The Evolution of Oriental Rugs
Like many artifacts without a written and verifiable record, the true origin of Oriental rugs remains a mystery. Today, debates among scholars still continue over what period of time handmade rugs entered into the picture.
Estimates, which have been based on findings of ancient remnants, place the art of rug weaving around 6,000 years old. However, this number has been toyed with significantly over the years, going as far back as 6000 BCE and even forward to the transition from BCE to the Common Era (CE), which is when the famous Pazyryk Carpet is said to have been made.
Why Rugs Were First Made
Two schools of thought exist on why Oriental rugs were first introduced. The first of these theorizes that rugs were invented solely for practical use by the largely nomadic population which existed in mankind’s early history. Serving as both protection from the elements and buffers between foot and floor within the home, handmade rugs also served to eliminate the slaughter of these nomads’ herds in order to utilize their hides for these purposes.
The second school of thought believes these carpets likely began as mere floor coverings, but quickly evolved into ornamental pieces, with little time in between. Initially serving a single then a dual purpose, the artistic value of these handmade rugs effectively moved them from being primarily functional to being decorative. Essentially, this is how rugs became associated with ceremonies and celebrations throughout the annals of time.
Where Rugs Originated
Similar to the considerations being made of the handmade rug’s timeline and purpose, where rugs originated is a source of heavy debate. This is largely due to the gradual, but widespread distribution of the weaving arts across what is today known as the Middle East, Europe and Asia.
Strong evidence, however, points to the Middle East as the rug’s originator, which likely began prolifically during the second or third centuries BCE. Nevertheless, no single modern country in this region can truly lay claim to being its inventor, giving the area itself a designation as the “cradle of carpet weaving”.

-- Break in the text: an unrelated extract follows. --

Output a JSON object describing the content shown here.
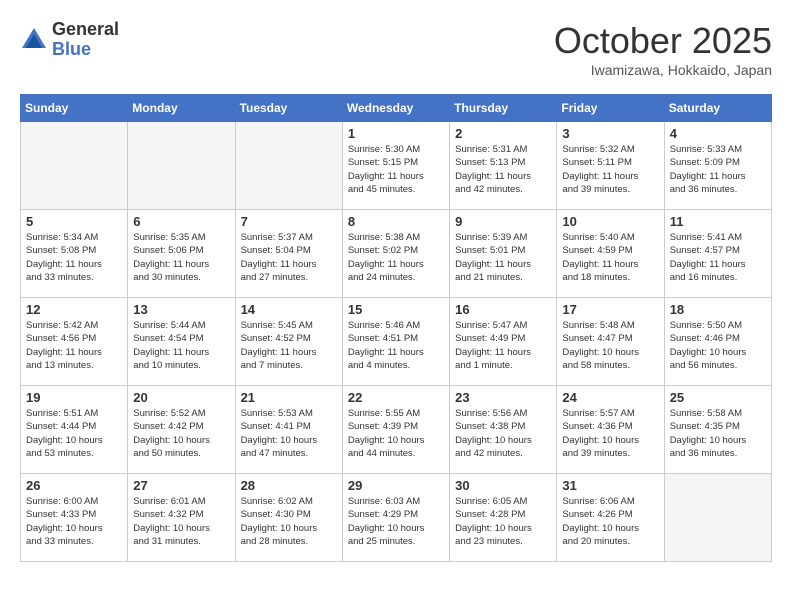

From ancient Turkestan and Caucasus to Persia and Anatolia was birthed the handwoven rug. And from these civilizations the practice spread to Europe in the west, China in the east, as well as India and other lands both near and far. Many of these locations, if not all, have come to be known collectively today as the “Rug Belt”.
Antique to Modern Day
Time periods are used more often than not to separate antique carpets from those considered modern-day. By most definitions, antique carpets are those produced before the 1920s, semi-antiques range from 1920 to roughly 1950, and contemporary rugs are those which are produced after the 1950s. However, there is another way of making these distinctions, and it has to do with how the carpets are being manufactured.
In this other method, carpets that have been made through traditional means, using natural dyes and produced by hand on a loom before synthetic dyes were introduced (1860-70), are antiques. Semi-antique rugs then are those made from 1860-70 through the first few decades of the 20th century, ending around 1920 to 1930. Thus modern carpets, which sometimes suffer from both synthetic dyes and materials, in addition to being manufactured on machines, are those coming after this early part of the 20th century to today.
Purchasing an Oriental, Persian or Turkish Rug
There are still a number of areas around the world that continue to produce handmade carpets using natural dyes, superior materials and adept craftsmanship. Many of these carpets can be found in our showroom and online Rug Shop, detailing a history through the hands of artists from countries across the globe.